Effects of alcohol at higher concentrations may include; nausea, vomiting, headache, dizziness and tremor. Alcohol depresses medullary action causing lethargy, amnesia, hypothermia, hypoglycaemia (especially in children), stupor, coma, respiratory depression cardiomyopathy, hypotension or hypertension and cardiovascular collapse.

At low to moderate concentrations, alcohol acts as a stimulant depresses cortical function causing loss of judgement, emotional lability, muscle incoordination, visual impairment, slurred speech, ataxia, dysarthia and nystagmus.

4.9 Overdose

Symptoms: Acute toxicity is primarily one of CNS depression.
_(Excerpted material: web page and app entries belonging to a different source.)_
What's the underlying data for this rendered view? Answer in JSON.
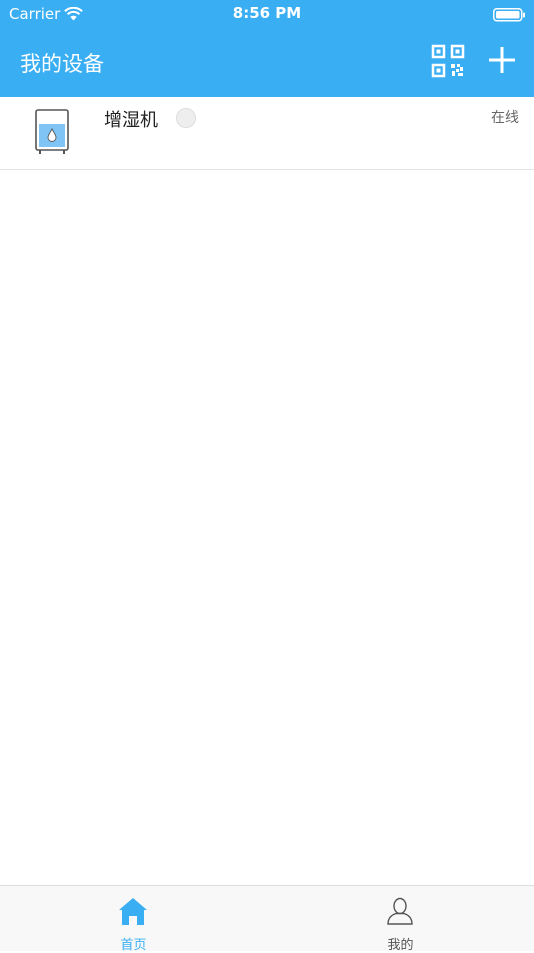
{
  "status_bar": {
    "carrier": "Carrier",
    "time": "8:56 PM"
  },
  "nav": {
    "title": "我的设备"
  },
  "devices": [
    {
      "name": "增湿机",
      "status": "在线"
    }
  ],
  "tab_bar": {
    "tabs": [
      {
        "label": "首页",
        "active": true
      },
      {
        "label": "我的",
        "active": false
      }
    ]
  },
  "colors": {
    "accent": "#3aaef3",
    "water": "#7fc4f5",
    "divider": "#e5e5e5"
  },
  "icons": [
    "wifi-icon",
    "battery-icon",
    "qr-code-icon",
    "plus-icon",
    "humidifier-icon",
    "home-icon",
    "person-icon"
  ]
}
In acute poisoning the stomach may be emptied by aspiration and lavage if indicated. If respiration is depressed, assisted respiration may be necessary. It is important to provide good supportive treatment and to keep the patient warm. Fluid balance should be maintained by the use of suitable electrolyte solution, and glucose may be needed for the treatment of hypoglycaemia.

5. Pharmacological properties
5.1 Pharmacodynamic properties
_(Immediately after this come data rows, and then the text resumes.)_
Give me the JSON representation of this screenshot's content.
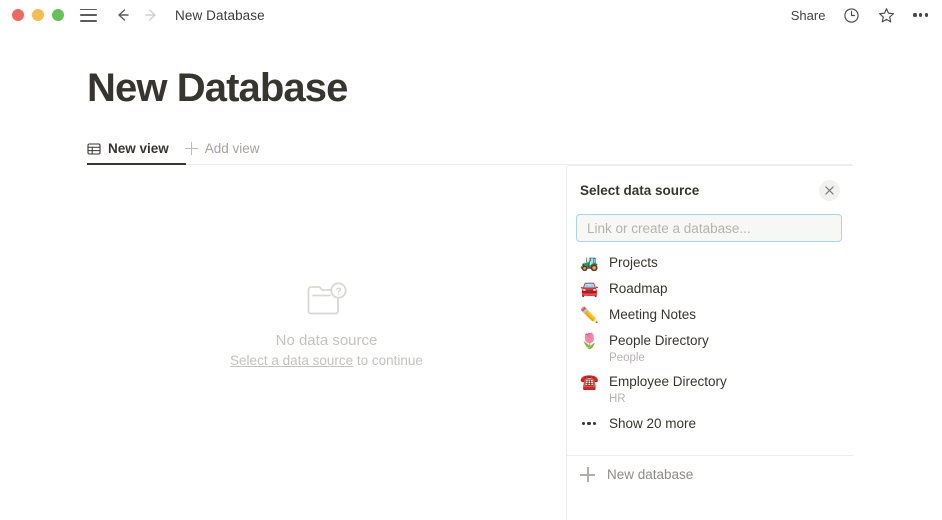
{
  "window": {
    "traffic_lights": [
      {
        "name": "close",
        "color": "#ED6A5E"
      },
      {
        "name": "minimize",
        "color": "#F4BD4F"
      },
      {
        "name": "maximize",
        "color": "#61C454"
      }
    ],
    "breadcrumb": "New Database",
    "menu_icon": "hamburger-icon",
    "back_icon": "back-arrow-icon",
    "forward_icon": "forward-arrow-icon"
  },
  "topbar": {
    "share_label": "Share",
    "history_icon": "clock-icon",
    "favorite_icon": "star-icon",
    "more_icon": "ellipsis-icon"
  },
  "page": {
    "title": "New Database"
  },
  "tabs": [
    {
      "label": "New view",
      "icon": "table-view-icon",
      "active": true
    },
    {
      "label": "Add view",
      "icon": "plus-icon",
      "active": false
    }
  ],
  "empty_state": {
    "icon": "folder-question-icon",
    "title": "No data source",
    "link_text": "Select a data source",
    "suffix_text": " to continue"
  },
  "panel": {
    "heading": "Select data source",
    "close_icon": "close-icon",
    "search": {
      "placeholder": "Link or create a database...",
      "value": "",
      "border_color": "#a9d5ef"
    },
    "items": [
      {
        "emoji": "🚜",
        "icon_name": "tractor-emoji",
        "name": "Projects",
        "sub": ""
      },
      {
        "emoji": "🚘",
        "icon_name": "car-emoji",
        "name": "Roadmap",
        "sub": ""
      },
      {
        "emoji": "✏️",
        "icon_name": "pencil-emoji",
        "name": "Meeting Notes",
        "sub": ""
      },
      {
        "emoji": "🌷",
        "icon_name": "tulip-emoji",
        "name": "People Directory",
        "sub": "People"
      },
      {
        "emoji": "☎️",
        "icon_name": "telephone-emoji",
        "name": "Employee Directory",
        "sub": "HR"
      }
    ],
    "show_more": {
      "label": "Show 20 more",
      "icon": "ellipsis-icon"
    },
    "new_database": {
      "label": "New database",
      "icon": "plus-icon"
    }
  }
}
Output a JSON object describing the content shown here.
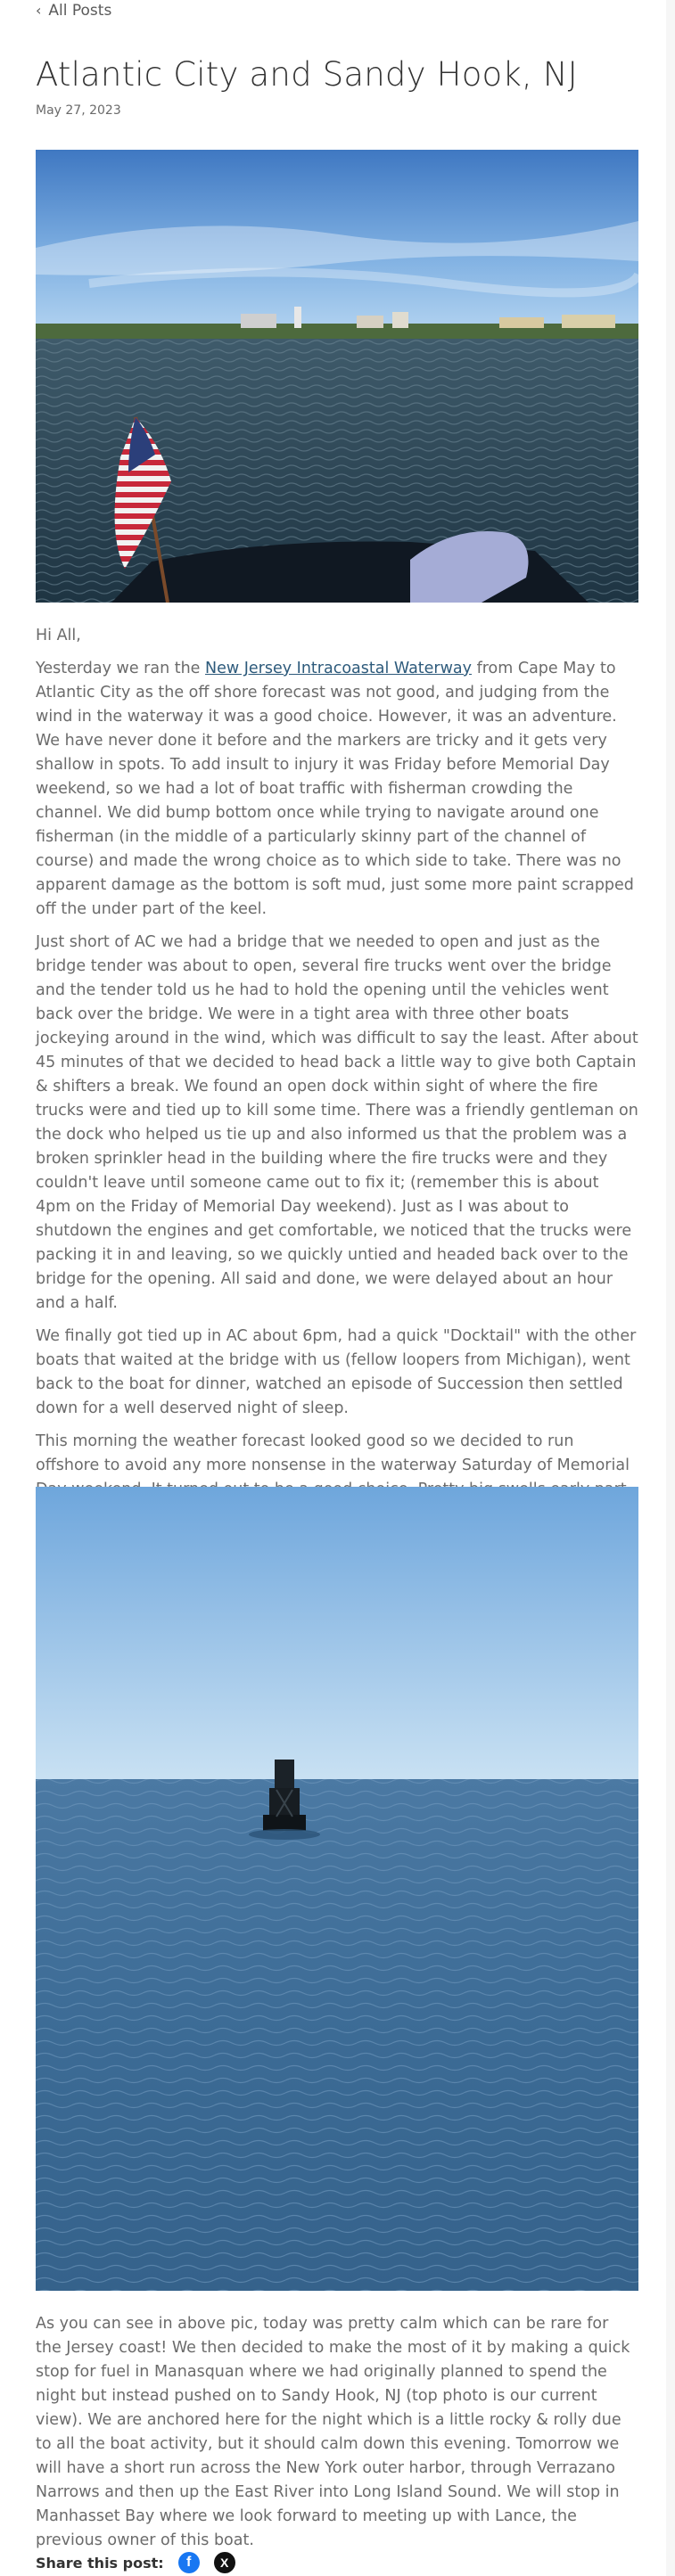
{
  "nav": {
    "back_label": "All Posts"
  },
  "post": {
    "title": "Atlantic City and Sandy Hook, NJ",
    "date": "May 27, 2023",
    "greeting": "Hi All,",
    "p1_before": "Yesterday we ran the ",
    "p1_link": "New Jersey Intracoastal Waterway",
    "p1_after": " from Cape May to Atlantic City as the off shore forecast was not good, and judging from the wind in the waterway it was a good choice. However, it was an adventure. We have never done it before and the markers are tricky and it gets very shallow in spots. To add insult to injury it was Friday before Memorial Day weekend, so we had a lot of boat traffic with fisherman crowding the channel. We did bump bottom once while trying to navigate around one fisherman (in the middle of a particularly skinny part of the channel of course) and made the wrong choice as to which side to take. There was no apparent damage as the bottom is soft mud, just some more paint scrapped off the under part of the keel.",
    "p2": "Just short of AC we had a bridge that we needed to open and just as the bridge tender was about to open, several fire trucks went over the bridge and the tender told us he had to hold the opening until the vehicles went back over the bridge. We were in a tight area with three other boats jockeying around in the wind, which was difficult to say the least. After about 45 minutes of that we decided to head back a little way to give both Captain & shifters a break.  We found an open dock within sight of where the fire trucks were and tied up to kill some time. There was a friendly gentleman on the dock who helped us tie up and also informed us that the problem was a broken sprinkler head in the building where the fire trucks were and they couldn't leave until someone came out to fix it; (remember this is about 4pm on the Friday of Memorial Day weekend). Just as I was about to shutdown the engines and get comfortable, we noticed that the trucks were packing it in and leaving, so we quickly untied and headed back over to the bridge for the opening. All said and done, we were delayed about an hour and a half.",
    "p3": "We finally got tied up in AC about 6pm, had a quick \"Docktail\" with the other boats that waited at the bridge with us (fellow loopers from Michigan), went back to the boat for dinner, watched an episode of Succession then settled down for a well deserved night of sleep.",
    "p4": "This morning the weather forecast looked good so we decided to run offshore to avoid any more nonsense in the waterway Saturday of Memorial Day weekend. It turned out to be a good choice. Pretty big swells early part of the trip but this boat rides them well!",
    "p5": "As you can see in above pic, today was pretty calm which can be rare for the Jersey coast! We then decided to make the most of it by making a quick stop for fuel in Manasquan where we had originally planned to spend the night but instead pushed on to Sandy Hook, NJ  (top photo is our current view). We are anchored here for the night which is a little rocky & rolly due to all the boat activity, but it should calm down this evening. Tomorrow we will have a short run across the New York outer harbor, through Verrazano Narrows and then up the East River into Long Island Sound. We will stop in Manhasset Bay where we look forward to meeting up with Lance, the previous owner of this boat."
  },
  "share": {
    "label": "Share this post:",
    "facebook_glyph": "f",
    "x_glyph": "X"
  },
  "icons": {
    "back": "chevron-left-icon",
    "facebook": "facebook-icon",
    "x": "x-twitter-icon"
  },
  "colors": {
    "link": "#2d5a7b",
    "facebook": "#1877f2",
    "x": "#111111"
  }
}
Primary and continuous depressant of the central nervous system. It has a depressant action on the vasomotor-centre.

Subcutaneous tissues:

Alcohol injected hypodermically causes considerable pain followed by anaesthesia. If the injection is made close to the nerves, neuritis and nerve degeneration may occur. Injections in or near nerves are deliberately used to cause anaesthesia of protracted or even permanent character in the treatment of severe pain, for example, in tic doulourex.
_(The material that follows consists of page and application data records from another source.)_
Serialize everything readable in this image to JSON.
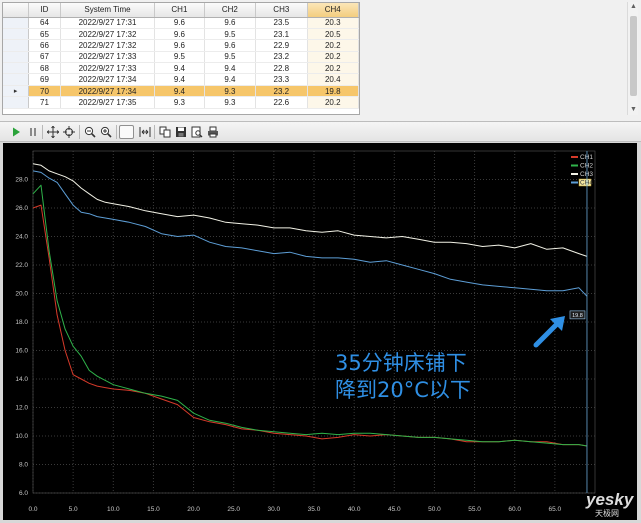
{
  "table": {
    "columns": [
      "ID",
      "System Time",
      "CH1",
      "CH2",
      "CH3",
      "CH4"
    ],
    "rows": [
      [
        "64",
        "2022/9/27 17:31",
        "9.6",
        "9.6",
        "23.5",
        "20.3"
      ],
      [
        "65",
        "2022/9/27 17:32",
        "9.6",
        "9.5",
        "23.1",
        "20.5"
      ],
      [
        "66",
        "2022/9/27 17:32",
        "9.6",
        "9.6",
        "22.9",
        "20.2"
      ],
      [
        "67",
        "2022/9/27 17:33",
        "9.5",
        "9.5",
        "23.2",
        "20.2"
      ],
      [
        "68",
        "2022/9/27 17:33",
        "9.4",
        "9.4",
        "22.8",
        "20.2"
      ],
      [
        "69",
        "2022/9/27 17:34",
        "9.4",
        "9.4",
        "23.3",
        "20.4"
      ],
      [
        "70",
        "2022/9/27 17:34",
        "9.4",
        "9.3",
        "23.2",
        "19.8"
      ],
      [
        "71",
        "2022/9/27 17:35",
        "9.3",
        "9.3",
        "22.6",
        "20.2"
      ]
    ],
    "selected_row_index": 6,
    "selected_row_marker": "▸"
  },
  "toolbar": {
    "buttons": [
      {
        "name": "play-icon"
      },
      {
        "name": "pause-icon"
      },
      {
        "name": "crosshair-icon"
      },
      {
        "name": "target-icon"
      },
      {
        "name": "zoom-out-icon"
      },
      {
        "name": "zoom-in-icon"
      },
      {
        "name": "box-icon"
      },
      {
        "name": "fit-width-icon"
      },
      {
        "name": "copy-icon"
      },
      {
        "name": "save-icon"
      },
      {
        "name": "print-preview-icon"
      },
      {
        "name": "print-icon"
      }
    ]
  },
  "annotation": {
    "line1": "35分钟床铺下",
    "line2": "降到20°C以下",
    "cursor_label": "19.8"
  },
  "watermark": {
    "brand": "yesky",
    "sub": "天极网"
  },
  "chart_data": {
    "type": "line",
    "xlim": [
      0,
      70
    ],
    "ylim": [
      6.0,
      30.0
    ],
    "x_ticks": [
      "0.0",
      "5.0",
      "10.0",
      "15.0",
      "20.0",
      "25.0",
      "30.0",
      "35.0",
      "40.0",
      "45.0",
      "50.0",
      "55.0",
      "60.0",
      "65.0"
    ],
    "y_ticks": [
      "6.0",
      "8.0",
      "10.0",
      "12.0",
      "14.0",
      "16.0",
      "18.0",
      "20.0",
      "22.0",
      "24.0",
      "26.0",
      "28.0"
    ],
    "grid": true,
    "legend_position": "top-right",
    "cursor_x": 69,
    "series": [
      {
        "name": "CH1",
        "color": "#d63a2a",
        "x": [
          0,
          1,
          2,
          3,
          4,
          5,
          6,
          7,
          8,
          9,
          10,
          12,
          14,
          16,
          18,
          20,
          22,
          24,
          26,
          28,
          30,
          32,
          34,
          36,
          38,
          40,
          42,
          44,
          46,
          48,
          50,
          52,
          54,
          56,
          58,
          60,
          62,
          64,
          66,
          68,
          69
        ],
        "y": [
          26.0,
          26.2,
          22.5,
          18.5,
          16.0,
          14.3,
          14.0,
          13.7,
          13.5,
          13.4,
          13.3,
          13.2,
          13.0,
          12.6,
          12.2,
          11.3,
          11.0,
          10.8,
          10.5,
          10.4,
          10.2,
          10.1,
          10.0,
          9.8,
          9.9,
          10.1,
          10.0,
          10.1,
          10.0,
          9.9,
          9.9,
          9.8,
          9.6,
          9.6,
          9.6,
          9.7,
          9.6,
          9.6,
          9.4,
          9.4,
          9.3
        ]
      },
      {
        "name": "CH2",
        "color": "#2fb34a",
        "x": [
          0,
          1,
          2,
          3,
          4,
          5,
          6,
          7,
          8,
          9,
          10,
          12,
          14,
          16,
          18,
          20,
          22,
          24,
          26,
          28,
          30,
          32,
          34,
          36,
          38,
          40,
          42,
          44,
          46,
          48,
          50,
          52,
          54,
          56,
          58,
          60,
          62,
          64,
          66,
          68,
          69
        ],
        "y": [
          27.0,
          27.6,
          23.0,
          19.5,
          17.5,
          16.3,
          15.6,
          14.6,
          14.2,
          13.9,
          13.6,
          13.3,
          13.0,
          12.8,
          12.5,
          11.6,
          11.1,
          10.9,
          10.6,
          10.4,
          10.3,
          10.2,
          10.1,
          10.2,
          10.1,
          10.2,
          10.2,
          10.1,
          10.0,
          9.9,
          9.9,
          9.8,
          9.7,
          9.6,
          9.6,
          9.7,
          9.6,
          9.5,
          9.4,
          9.4,
          9.3
        ]
      },
      {
        "name": "CH3",
        "color": "#f2f2e6",
        "x": [
          0,
          1,
          2,
          3,
          4,
          5,
          6,
          7,
          8,
          9,
          10,
          12,
          14,
          16,
          18,
          20,
          22,
          24,
          26,
          28,
          30,
          32,
          34,
          36,
          38,
          40,
          42,
          44,
          46,
          48,
          50,
          52,
          54,
          56,
          58,
          60,
          62,
          64,
          66,
          68,
          69
        ],
        "y": [
          29.1,
          29.0,
          28.6,
          28.4,
          28.2,
          27.9,
          27.4,
          27.0,
          26.6,
          26.4,
          26.3,
          26.1,
          25.8,
          25.6,
          25.4,
          25.5,
          25.3,
          25.0,
          24.9,
          24.8,
          24.6,
          24.6,
          24.4,
          24.3,
          24.4,
          24.1,
          24.0,
          23.9,
          24.0,
          23.8,
          23.6,
          23.6,
          23.5,
          23.3,
          23.4,
          23.2,
          23.5,
          23.1,
          23.2,
          22.8,
          22.6
        ]
      },
      {
        "name": "CH4",
        "color": "#5d9ed6",
        "x": [
          0,
          1,
          2,
          3,
          4,
          5,
          6,
          7,
          8,
          9,
          10,
          12,
          14,
          16,
          18,
          20,
          22,
          24,
          26,
          28,
          30,
          32,
          34,
          36,
          38,
          40,
          42,
          44,
          46,
          48,
          50,
          52,
          54,
          56,
          58,
          60,
          62,
          64,
          66,
          68,
          69
        ],
        "y": [
          28.6,
          28.5,
          28.1,
          27.8,
          27.0,
          26.2,
          25.7,
          25.6,
          25.4,
          25.3,
          25.2,
          25.0,
          24.7,
          24.2,
          24.0,
          24.1,
          23.6,
          23.3,
          23.2,
          23.0,
          22.8,
          22.9,
          22.6,
          22.5,
          22.5,
          22.4,
          22.2,
          22.3,
          22.0,
          21.7,
          21.4,
          21.0,
          20.8,
          20.6,
          20.5,
          20.4,
          20.3,
          20.2,
          20.2,
          20.4,
          19.8
        ]
      }
    ]
  }
}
Peripheral Nerves:

Alcohol blocks conduction in peripheral nerve by decreasing the maximal values of both the sodium and potassium conductances. The resting potential usually becomes slightly less negative.

5.2 Pharmacokinetic properties

Alcohol is rapidly distributed throughout the body. It readily crosses the placenta.

Alcohol is mainly metabolised in the liver and is converted by alcohol dehydrogenase to acetaldehyde and is then further oxidised to acetate. A hepatic microsomal oxidising system is also involved. About 90% to 98% of alcohol is oxidised and the remainder is excreted unchanged by the kidneys and the lungs and also in breast milk, saliva, sweat and other secretions.

5.3 Preclinical safety data

There are no additional data of relevance to the prescriber.

6. Pharmaceutical particulars
6.1 List of excipients

Not applicable

6.2 Incompatibilities

None stated

6.3 Shelf life

60 months (unopened)

6.4 Special precautions for storage

None stated

6.5 Nature and contents of container

Colourless ampoules of neutral glass packed into cartons of 10 ampoules, containing 2ml, 5ml, 10ml, 20ml, or 50ml of solution.

6.6 Special precautions for disposal and other handling

None stated.

Administrative data
7. Marketing authorisation holder

Macarthys Laboratories Limited

T/A Martindale Pharmaceuticals

Bampton Road,

Harold Hill,



8. Marketing authorisation number(s)

PL 01883/6119R

9. Date of first authorisation/renewal of the authorisation


10. Date of revision of the text